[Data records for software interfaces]
□ □ □ □

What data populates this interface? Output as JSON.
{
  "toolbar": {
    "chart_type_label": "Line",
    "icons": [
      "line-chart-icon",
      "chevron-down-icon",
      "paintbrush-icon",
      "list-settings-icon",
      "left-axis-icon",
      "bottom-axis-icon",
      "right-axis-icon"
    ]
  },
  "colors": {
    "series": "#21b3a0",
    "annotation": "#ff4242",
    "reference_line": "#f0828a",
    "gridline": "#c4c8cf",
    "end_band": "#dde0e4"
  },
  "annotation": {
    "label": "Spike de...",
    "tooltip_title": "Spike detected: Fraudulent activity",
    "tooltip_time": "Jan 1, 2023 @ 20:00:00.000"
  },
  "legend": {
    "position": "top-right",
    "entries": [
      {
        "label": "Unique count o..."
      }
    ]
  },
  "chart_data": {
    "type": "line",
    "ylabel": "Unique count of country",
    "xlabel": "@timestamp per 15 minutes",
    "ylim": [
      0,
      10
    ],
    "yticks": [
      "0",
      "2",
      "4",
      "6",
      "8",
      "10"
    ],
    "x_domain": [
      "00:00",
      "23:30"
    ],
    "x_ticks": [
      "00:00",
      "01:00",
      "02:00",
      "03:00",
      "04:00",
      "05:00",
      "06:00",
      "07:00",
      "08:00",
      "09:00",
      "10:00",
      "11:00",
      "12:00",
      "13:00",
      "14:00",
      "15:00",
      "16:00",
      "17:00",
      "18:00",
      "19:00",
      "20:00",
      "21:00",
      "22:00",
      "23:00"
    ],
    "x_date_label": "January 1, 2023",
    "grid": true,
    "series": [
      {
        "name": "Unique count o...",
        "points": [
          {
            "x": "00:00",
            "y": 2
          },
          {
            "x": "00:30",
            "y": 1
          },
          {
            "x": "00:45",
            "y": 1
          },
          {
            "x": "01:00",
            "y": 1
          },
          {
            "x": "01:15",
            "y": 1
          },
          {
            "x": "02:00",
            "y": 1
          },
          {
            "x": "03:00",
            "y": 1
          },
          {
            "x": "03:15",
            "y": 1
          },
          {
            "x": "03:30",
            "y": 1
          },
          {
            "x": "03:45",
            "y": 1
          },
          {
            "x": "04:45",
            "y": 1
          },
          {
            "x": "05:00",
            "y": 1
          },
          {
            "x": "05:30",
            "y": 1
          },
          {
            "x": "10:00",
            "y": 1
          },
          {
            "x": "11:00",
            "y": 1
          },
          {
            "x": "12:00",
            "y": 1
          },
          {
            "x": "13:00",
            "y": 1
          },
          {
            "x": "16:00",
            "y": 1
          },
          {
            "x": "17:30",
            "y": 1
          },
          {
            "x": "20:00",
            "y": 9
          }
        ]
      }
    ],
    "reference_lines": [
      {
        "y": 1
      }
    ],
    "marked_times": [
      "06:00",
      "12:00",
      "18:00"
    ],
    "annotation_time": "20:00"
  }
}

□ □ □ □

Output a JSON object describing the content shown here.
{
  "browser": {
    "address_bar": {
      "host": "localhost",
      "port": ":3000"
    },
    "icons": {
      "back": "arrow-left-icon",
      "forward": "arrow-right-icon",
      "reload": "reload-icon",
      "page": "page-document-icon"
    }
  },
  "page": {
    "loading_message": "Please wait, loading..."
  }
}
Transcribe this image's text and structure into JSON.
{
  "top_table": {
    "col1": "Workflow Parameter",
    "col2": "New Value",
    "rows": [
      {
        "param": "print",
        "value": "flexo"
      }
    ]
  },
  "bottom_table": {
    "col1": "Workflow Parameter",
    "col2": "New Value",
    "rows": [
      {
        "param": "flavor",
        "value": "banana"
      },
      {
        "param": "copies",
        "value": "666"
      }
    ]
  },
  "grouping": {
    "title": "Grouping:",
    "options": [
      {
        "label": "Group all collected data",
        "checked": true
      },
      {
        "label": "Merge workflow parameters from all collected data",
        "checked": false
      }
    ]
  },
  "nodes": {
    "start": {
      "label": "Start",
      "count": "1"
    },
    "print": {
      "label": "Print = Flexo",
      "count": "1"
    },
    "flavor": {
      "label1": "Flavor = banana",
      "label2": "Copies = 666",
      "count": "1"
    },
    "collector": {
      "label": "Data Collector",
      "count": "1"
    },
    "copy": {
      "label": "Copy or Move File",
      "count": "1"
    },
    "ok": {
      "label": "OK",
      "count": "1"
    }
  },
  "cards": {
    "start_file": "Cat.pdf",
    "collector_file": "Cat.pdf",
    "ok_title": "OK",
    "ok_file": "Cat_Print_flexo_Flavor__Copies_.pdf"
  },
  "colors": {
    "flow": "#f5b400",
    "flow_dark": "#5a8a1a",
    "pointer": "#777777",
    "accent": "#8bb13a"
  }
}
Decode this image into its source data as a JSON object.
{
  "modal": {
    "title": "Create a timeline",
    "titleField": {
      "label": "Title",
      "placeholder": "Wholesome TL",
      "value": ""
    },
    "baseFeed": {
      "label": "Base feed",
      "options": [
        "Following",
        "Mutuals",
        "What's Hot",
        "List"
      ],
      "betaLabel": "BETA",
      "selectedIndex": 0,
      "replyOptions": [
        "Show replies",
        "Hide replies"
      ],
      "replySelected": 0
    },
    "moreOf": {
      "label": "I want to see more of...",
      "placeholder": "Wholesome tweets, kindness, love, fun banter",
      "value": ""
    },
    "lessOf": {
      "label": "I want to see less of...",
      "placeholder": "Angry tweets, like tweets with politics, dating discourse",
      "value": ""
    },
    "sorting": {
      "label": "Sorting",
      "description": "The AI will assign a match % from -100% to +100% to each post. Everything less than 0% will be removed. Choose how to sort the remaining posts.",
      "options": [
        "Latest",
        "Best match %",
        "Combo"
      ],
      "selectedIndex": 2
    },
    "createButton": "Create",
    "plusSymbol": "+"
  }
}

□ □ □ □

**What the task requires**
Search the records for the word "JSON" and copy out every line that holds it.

**Expected answer**
What data populates this interface? Output as JSON.
Output a JSON object describing the content shown here.
Transcribe this image's text and structure into JSON.
Decode this image into its source data as a JSON object.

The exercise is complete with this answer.